Write out the records that follow exactly. Do not include pictures.

################

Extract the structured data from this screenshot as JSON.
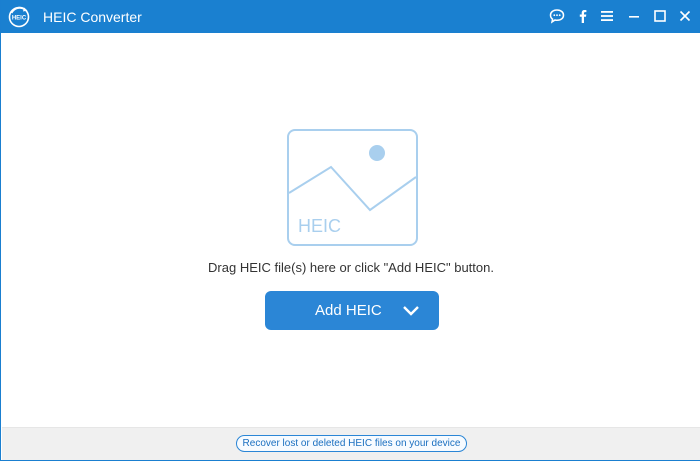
{
  "window": {
    "title": "HEIC Converter",
    "logo_text": "HEIC",
    "accent_color": "#1a80d0"
  },
  "titlebar_icons": [
    {
      "name": "feedback-icon"
    },
    {
      "name": "facebook-icon"
    },
    {
      "name": "menu-icon"
    },
    {
      "name": "minimize-icon"
    },
    {
      "name": "maximize-icon"
    },
    {
      "name": "close-icon"
    }
  ],
  "main": {
    "drop_icon_label": "HEIC",
    "drop_hint": "Drag HEIC file(s) here or click \"Add HEIC\" button.",
    "add_button_label": "Add HEIC",
    "button_color": "#2b86d6"
  },
  "footer": {
    "recover_link": "Recover lost or deleted HEIC files on your device"
  }
}
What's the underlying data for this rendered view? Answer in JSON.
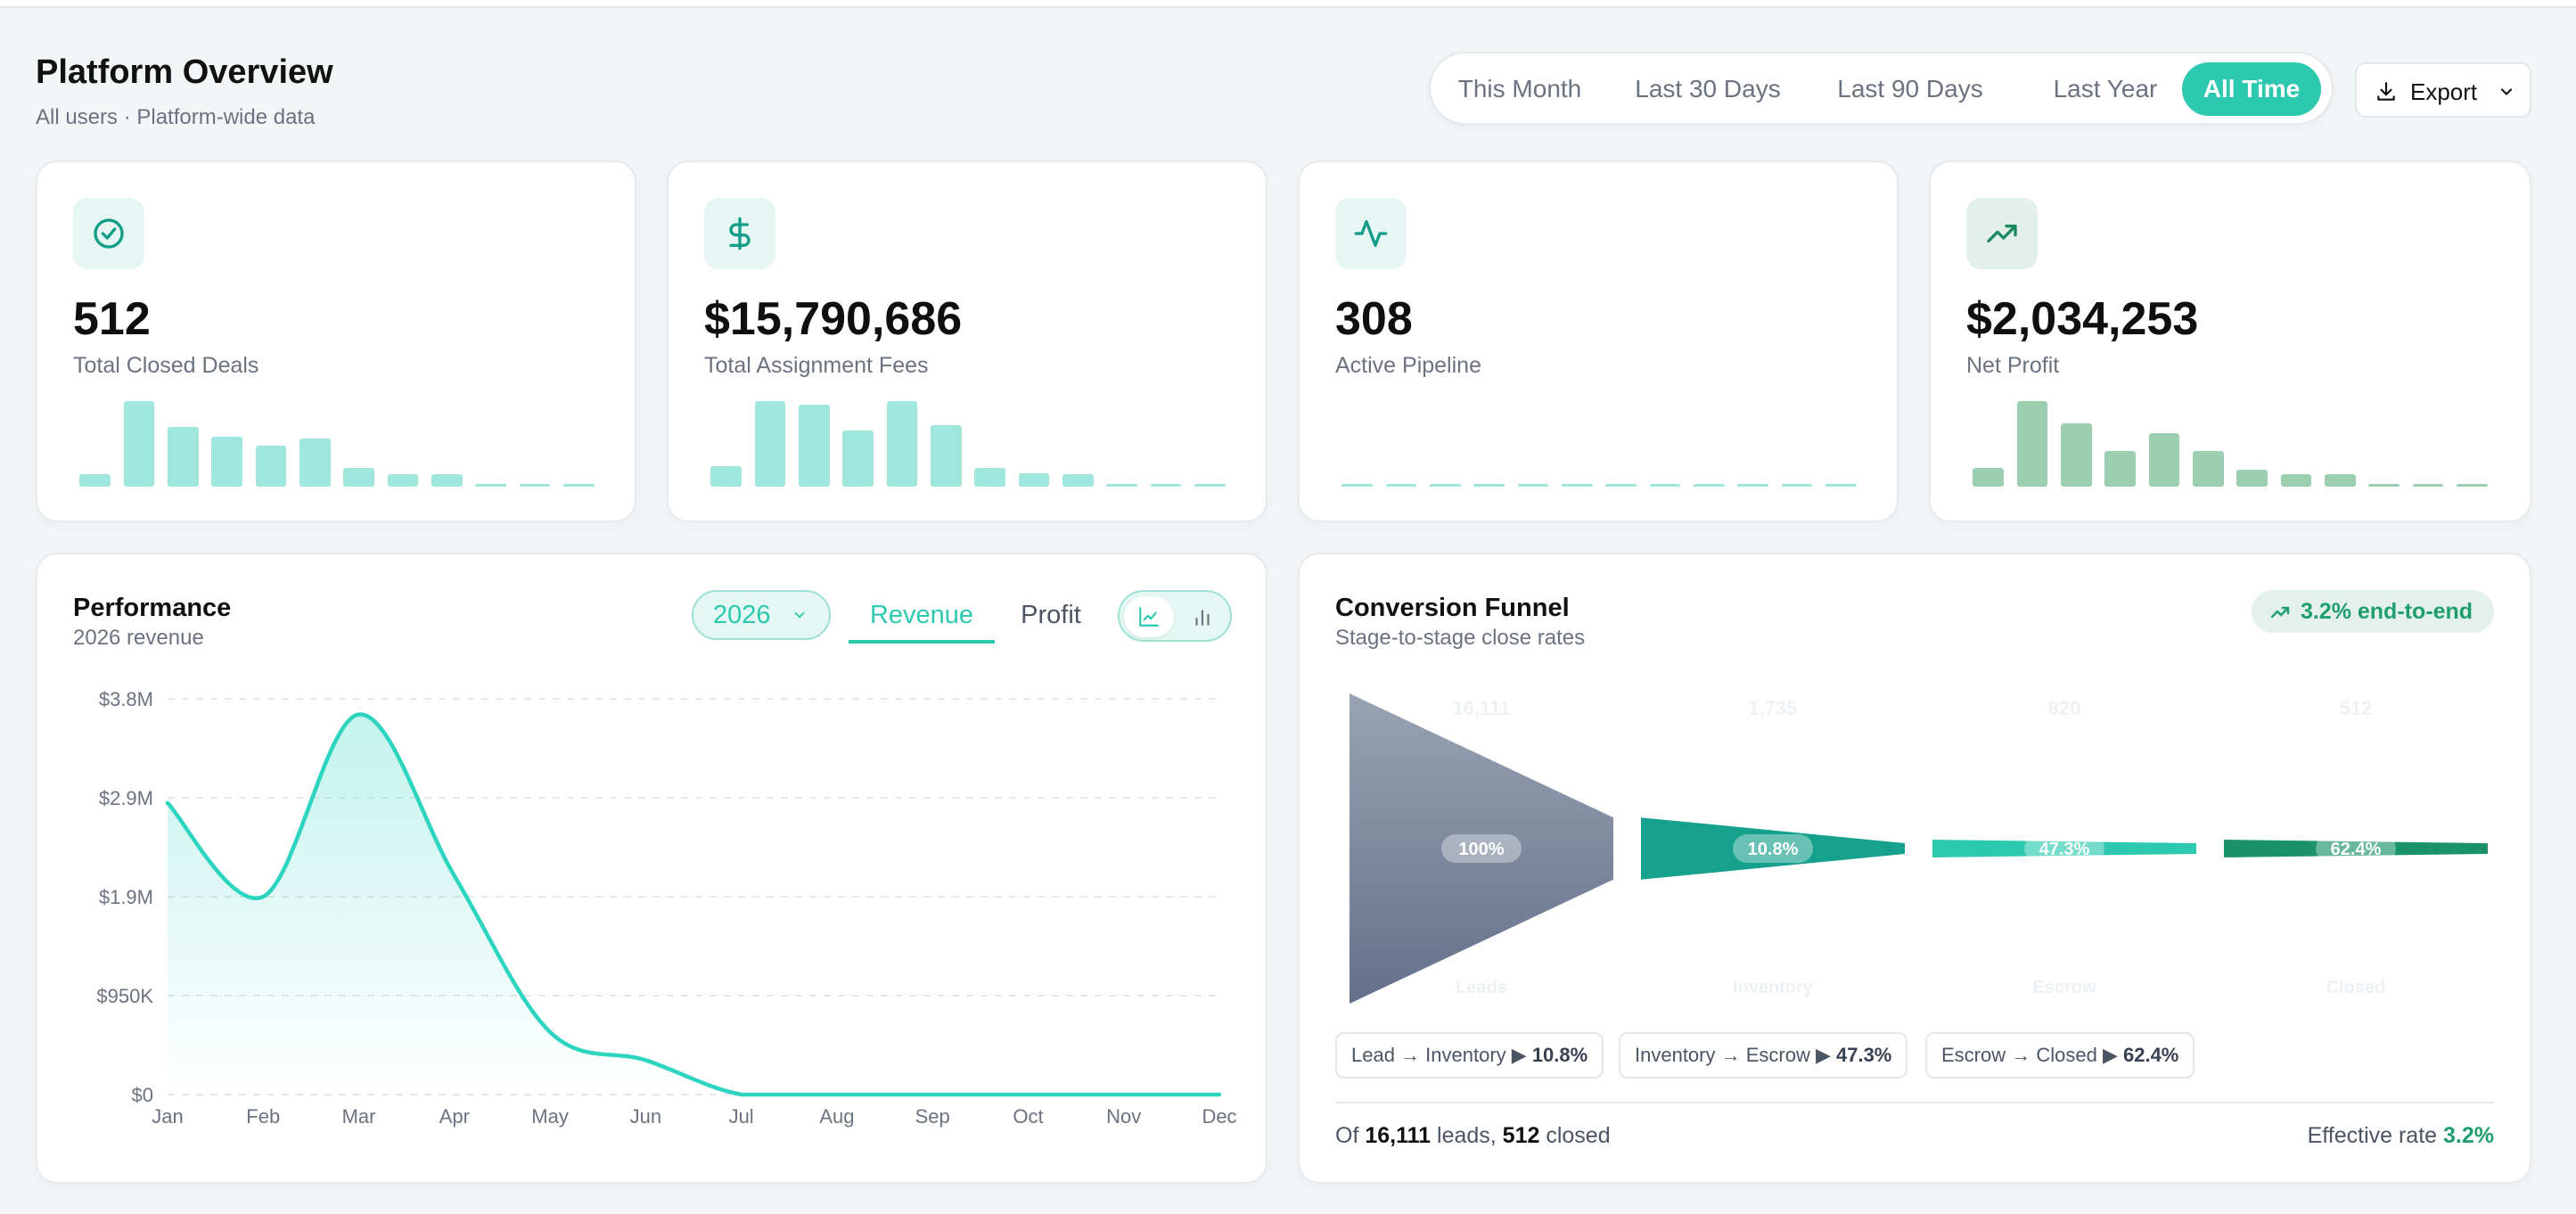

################

* COMPLETED EXERCISE:
Extract the structured data from this screenshot as JSON.
{
  "window": {
    "title": "HEIC Converter",
    "logo_text": "HEIC",
    "accent_color": "#1a80d0"
  },
  "titlebar_icons": [
    {
      "name": "feedback-icon"
    },
    {
      "name": "facebook-icon"
    },
    {
      "name": "menu-icon"
    },
    {
      "name": "minimize-icon"
    },
    {
      "name": "maximize-icon"
    },
    {
      "name": "close-icon"
    }
  ],
  "main": {
    "drop_icon_label": "HEIC",
    "drop_hint": "Drag HEIC file(s) here or click \"Add HEIC\" button.",
    "add_button_label": "Add HEIC",
    "button_color": "#2b86d6"
  },
  "footer": {
    "recover_link": "Recover lost or deleted HEIC files on your device"
  }
}
What's the underlying data for this rendered view? Answer in JSON.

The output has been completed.